Recently, an alert condominium resident was awakened around midnight by a loud noise. Upon checking out the cause, the resident saw smoke pouring from one of the apartments. A call was made to the Clearwater Fire Department and residents of Waverly Towers condominium were told of the first-floor fire.
A total of 18 firetrucks soon surrounded the building. Help also came from the Largo and Dunedin fire departments, as well as the Clearwater Police Department. Even though damage from the fire and smoke was extensive in our four-story condominium, it would have been worse without the immediate and concentrated effort.
It is comforting to be aware of the concern and efforts manifested by those people coming to our aid and staying until the early hours of the morning. They made sure it was safe for residents to re-enter the building.
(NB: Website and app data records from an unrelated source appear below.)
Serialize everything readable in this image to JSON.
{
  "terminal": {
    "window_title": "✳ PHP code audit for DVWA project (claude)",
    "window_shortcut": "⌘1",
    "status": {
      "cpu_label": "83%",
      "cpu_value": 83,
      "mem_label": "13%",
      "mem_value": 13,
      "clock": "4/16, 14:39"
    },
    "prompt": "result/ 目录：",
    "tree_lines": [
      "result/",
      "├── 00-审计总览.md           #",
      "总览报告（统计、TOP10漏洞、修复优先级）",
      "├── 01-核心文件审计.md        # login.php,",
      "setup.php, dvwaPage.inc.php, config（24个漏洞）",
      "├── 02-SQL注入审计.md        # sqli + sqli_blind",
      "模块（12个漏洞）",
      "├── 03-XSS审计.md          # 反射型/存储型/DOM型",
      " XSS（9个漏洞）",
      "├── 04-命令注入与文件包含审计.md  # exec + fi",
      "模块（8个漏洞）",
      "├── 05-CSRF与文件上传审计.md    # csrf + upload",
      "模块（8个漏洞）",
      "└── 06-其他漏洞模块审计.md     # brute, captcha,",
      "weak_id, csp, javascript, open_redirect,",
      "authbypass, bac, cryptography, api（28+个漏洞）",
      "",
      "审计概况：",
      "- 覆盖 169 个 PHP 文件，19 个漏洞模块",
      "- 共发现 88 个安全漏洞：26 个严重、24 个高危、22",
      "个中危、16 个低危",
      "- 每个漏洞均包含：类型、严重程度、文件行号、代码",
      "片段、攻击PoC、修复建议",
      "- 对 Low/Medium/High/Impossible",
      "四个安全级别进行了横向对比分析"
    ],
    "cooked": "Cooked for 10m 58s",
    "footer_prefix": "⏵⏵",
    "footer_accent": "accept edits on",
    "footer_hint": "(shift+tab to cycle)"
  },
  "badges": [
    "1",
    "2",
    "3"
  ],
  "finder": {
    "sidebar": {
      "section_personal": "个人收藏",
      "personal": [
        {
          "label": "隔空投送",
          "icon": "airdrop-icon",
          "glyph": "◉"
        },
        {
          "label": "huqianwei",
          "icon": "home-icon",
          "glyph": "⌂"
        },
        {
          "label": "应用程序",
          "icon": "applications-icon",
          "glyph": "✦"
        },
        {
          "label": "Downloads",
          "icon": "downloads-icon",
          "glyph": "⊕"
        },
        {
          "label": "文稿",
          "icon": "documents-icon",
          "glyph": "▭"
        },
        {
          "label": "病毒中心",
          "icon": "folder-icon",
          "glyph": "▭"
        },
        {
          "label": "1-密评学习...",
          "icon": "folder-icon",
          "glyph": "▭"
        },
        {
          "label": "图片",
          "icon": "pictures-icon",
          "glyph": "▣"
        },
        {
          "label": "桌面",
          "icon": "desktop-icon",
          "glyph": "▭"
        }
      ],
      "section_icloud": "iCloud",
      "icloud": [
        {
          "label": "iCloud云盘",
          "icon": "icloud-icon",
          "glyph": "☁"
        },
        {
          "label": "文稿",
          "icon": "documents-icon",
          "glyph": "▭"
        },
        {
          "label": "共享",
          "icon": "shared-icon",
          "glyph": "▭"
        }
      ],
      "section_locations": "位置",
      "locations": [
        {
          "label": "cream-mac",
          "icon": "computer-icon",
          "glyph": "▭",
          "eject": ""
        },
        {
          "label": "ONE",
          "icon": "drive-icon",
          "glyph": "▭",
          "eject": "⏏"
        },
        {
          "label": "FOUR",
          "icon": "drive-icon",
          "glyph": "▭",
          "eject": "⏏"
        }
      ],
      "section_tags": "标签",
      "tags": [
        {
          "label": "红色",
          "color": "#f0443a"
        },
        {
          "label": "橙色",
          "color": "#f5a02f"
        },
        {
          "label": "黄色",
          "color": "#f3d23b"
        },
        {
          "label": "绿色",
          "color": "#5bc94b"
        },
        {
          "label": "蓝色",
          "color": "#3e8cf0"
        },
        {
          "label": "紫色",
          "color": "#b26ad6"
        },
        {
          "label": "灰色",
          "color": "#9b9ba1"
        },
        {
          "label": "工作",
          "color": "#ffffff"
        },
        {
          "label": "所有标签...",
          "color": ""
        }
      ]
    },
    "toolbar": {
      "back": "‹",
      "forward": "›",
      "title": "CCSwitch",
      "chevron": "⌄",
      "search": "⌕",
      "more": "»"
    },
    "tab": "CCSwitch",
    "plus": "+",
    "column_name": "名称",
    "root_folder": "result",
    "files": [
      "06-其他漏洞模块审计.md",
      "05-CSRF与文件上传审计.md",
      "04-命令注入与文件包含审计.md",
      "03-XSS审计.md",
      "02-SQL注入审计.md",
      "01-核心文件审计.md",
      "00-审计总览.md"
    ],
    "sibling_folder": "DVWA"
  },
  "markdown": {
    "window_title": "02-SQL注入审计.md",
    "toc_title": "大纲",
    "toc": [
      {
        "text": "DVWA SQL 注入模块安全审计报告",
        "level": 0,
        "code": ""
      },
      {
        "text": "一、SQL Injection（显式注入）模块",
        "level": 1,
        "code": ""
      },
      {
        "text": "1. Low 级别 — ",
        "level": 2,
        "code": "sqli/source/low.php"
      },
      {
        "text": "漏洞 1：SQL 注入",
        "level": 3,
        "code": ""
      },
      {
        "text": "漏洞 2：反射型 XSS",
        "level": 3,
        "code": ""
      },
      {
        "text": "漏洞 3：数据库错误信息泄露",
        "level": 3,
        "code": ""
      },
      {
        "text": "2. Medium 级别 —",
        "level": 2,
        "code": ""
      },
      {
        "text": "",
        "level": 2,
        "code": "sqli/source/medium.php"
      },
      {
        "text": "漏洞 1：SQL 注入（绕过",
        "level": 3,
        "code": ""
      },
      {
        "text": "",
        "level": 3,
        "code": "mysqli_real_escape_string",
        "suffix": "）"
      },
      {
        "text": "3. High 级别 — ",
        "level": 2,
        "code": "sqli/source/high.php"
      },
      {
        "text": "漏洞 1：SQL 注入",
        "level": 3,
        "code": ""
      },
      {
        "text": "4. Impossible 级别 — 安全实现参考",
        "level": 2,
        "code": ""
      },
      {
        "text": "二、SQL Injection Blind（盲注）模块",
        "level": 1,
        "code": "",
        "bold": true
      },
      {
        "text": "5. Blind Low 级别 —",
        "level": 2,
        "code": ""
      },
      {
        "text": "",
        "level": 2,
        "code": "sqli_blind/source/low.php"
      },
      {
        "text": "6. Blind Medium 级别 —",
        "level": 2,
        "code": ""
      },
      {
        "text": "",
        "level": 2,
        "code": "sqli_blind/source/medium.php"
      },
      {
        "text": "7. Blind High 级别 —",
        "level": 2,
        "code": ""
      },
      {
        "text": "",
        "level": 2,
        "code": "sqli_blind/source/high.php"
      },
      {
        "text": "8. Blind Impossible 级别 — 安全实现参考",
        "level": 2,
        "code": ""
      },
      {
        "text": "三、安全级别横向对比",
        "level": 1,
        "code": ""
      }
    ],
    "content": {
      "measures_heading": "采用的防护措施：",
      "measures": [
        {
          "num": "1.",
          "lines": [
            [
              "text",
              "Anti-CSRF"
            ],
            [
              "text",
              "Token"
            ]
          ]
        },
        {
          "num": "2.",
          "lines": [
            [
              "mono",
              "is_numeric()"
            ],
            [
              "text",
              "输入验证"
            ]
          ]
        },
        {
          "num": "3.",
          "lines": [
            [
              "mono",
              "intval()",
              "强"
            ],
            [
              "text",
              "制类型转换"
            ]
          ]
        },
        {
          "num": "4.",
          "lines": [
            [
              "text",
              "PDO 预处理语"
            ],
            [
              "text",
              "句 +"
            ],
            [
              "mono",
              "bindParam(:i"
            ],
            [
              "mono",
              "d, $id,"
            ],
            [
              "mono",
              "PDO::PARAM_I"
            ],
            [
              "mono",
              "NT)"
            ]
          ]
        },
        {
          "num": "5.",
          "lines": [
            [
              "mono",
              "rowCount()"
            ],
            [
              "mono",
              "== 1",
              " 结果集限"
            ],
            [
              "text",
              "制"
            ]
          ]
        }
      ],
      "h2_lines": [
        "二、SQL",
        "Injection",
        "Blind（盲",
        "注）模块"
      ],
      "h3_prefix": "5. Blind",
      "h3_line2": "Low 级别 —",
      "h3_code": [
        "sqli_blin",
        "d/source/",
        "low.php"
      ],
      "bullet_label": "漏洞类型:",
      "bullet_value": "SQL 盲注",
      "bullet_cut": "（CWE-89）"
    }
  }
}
Many thanks from all of us here at Waverly Towers.
Enna F. Chester, president,
Waverly Towers Association
A round of applause for
talented trio's concert
To all you folks who didn't attend the free concert at Dunedin Library, you missed a wonderful evening. It was a gift by the Lied Trio. These kids do a fantastic job and we loved every minute of the performance.
All too often we hear about the bad teenagers, but we never hear much about the good teenagers. These are great teenagers and I'm so glad I got to hear and meet them. Thank you Josh, Adam and Julie. I hope to hear more of your work.
Winnie Langkop, Clearwater
Lunch funds need to be
refilled by borrowers
This letter is written in response to the other letters about the child who lost her lunch money.
It is our _ the parents' _ fault. There is a fund at these schools for such mishaps. As usual, we write about the lack of this and that, but we are supposed to repay the loan of money to your child. But instead, we complain of lack of service when we don't do what is right. These are our children and we are responsible for them.
Let's do what is right and repay the lost or forgotten lunch money. Then this problem would not happen.
Philip Seger, Clearwater